YOUR ASSIGNMENT
On the basis of the records below, report how many lines contain the word "title". Nothing else should be given.
(MATERIAL FOR THE TASK Opens)
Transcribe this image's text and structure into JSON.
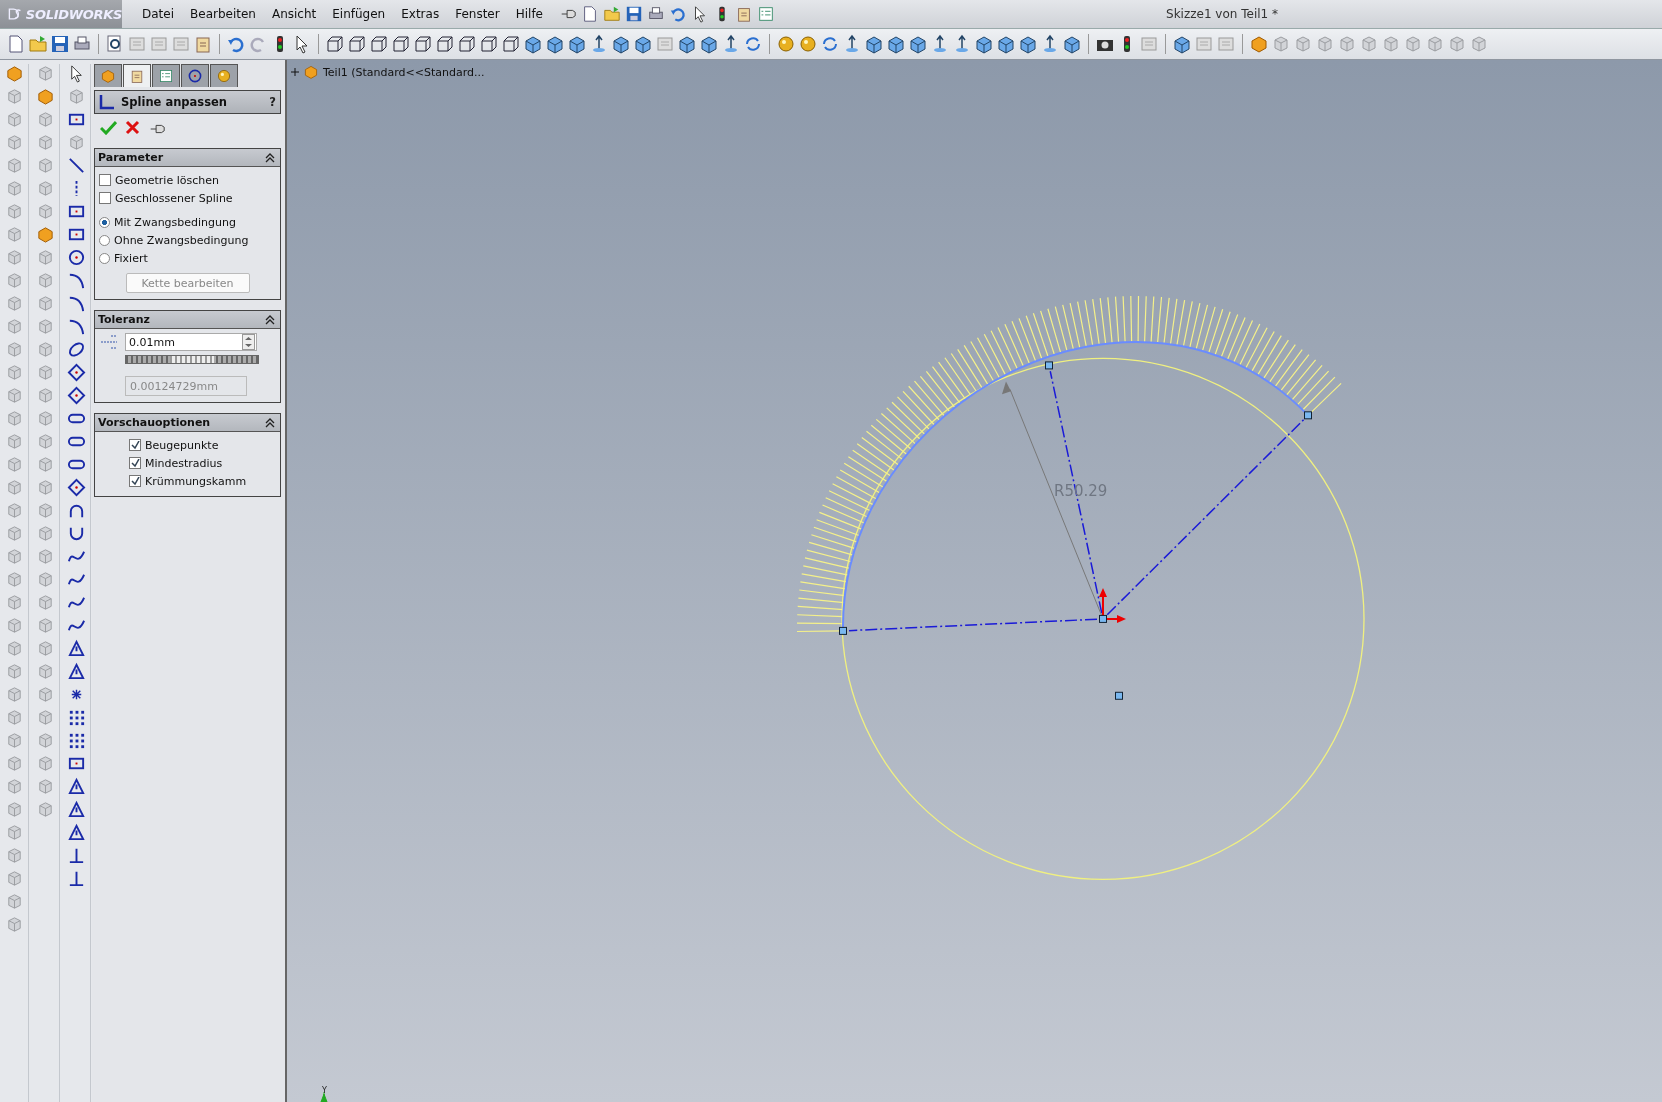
{
  "menu_bar": {
    "logo": "SOLIDWORKS",
    "items": [
      "Datei",
      "Bearbeiten",
      "Ansicht",
      "Einfügen",
      "Extras",
      "Fenster",
      "Hilfe"
    ]
  },
  "window": {
    "title": "Skizze1 von Teil1 *"
  },
  "property_manager": {
    "tabs": [
      {
        "selected": false
      },
      {
        "selected": true
      },
      {
        "selected": false
      },
      {
        "selected": false
      },
      {
        "selected": false
      }
    ],
    "title": "Spline anpassen",
    "help": "?",
    "sections": [
      {
        "kind": "parameter",
        "title": "Parameter",
        "expanded": true,
        "checkboxes": [
          {
            "label": "Geometrie löschen",
            "checked": false
          },
          {
            "label": "Geschlossener Spline",
            "checked": false
          }
        ],
        "radios": [
          {
            "label": "Mit Zwangsbedingung",
            "selected": true
          },
          {
            "label": "Ohne Zwangsbedingung",
            "selected": false
          },
          {
            "label": "Fixiert",
            "selected": false
          }
        ],
        "button": {
          "label": "Kette bearbeiten",
          "disabled": true
        }
      },
      {
        "kind": "tolerance",
        "title": "Toleranz",
        "expanded": true,
        "value": "0.01mm",
        "level": 0.5,
        "result": "0.00124729mm"
      },
      {
        "kind": "preview",
        "title": "Vorschauoptionen",
        "expanded": true,
        "checkboxes": [
          {
            "label": "Beugepunkte",
            "checked": true
          },
          {
            "label": "Mindestradius",
            "checked": true
          },
          {
            "label": "Krümmungskamm",
            "checked": true
          }
        ]
      }
    ]
  },
  "tree": {
    "label": "Teil1  (Standard<<Standard...",
    "expanded": false
  },
  "canvas": {
    "dimension": "R50.29",
    "axis_label": "Y"
  }
}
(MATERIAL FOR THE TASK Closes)
EXPECTED ANSWER
5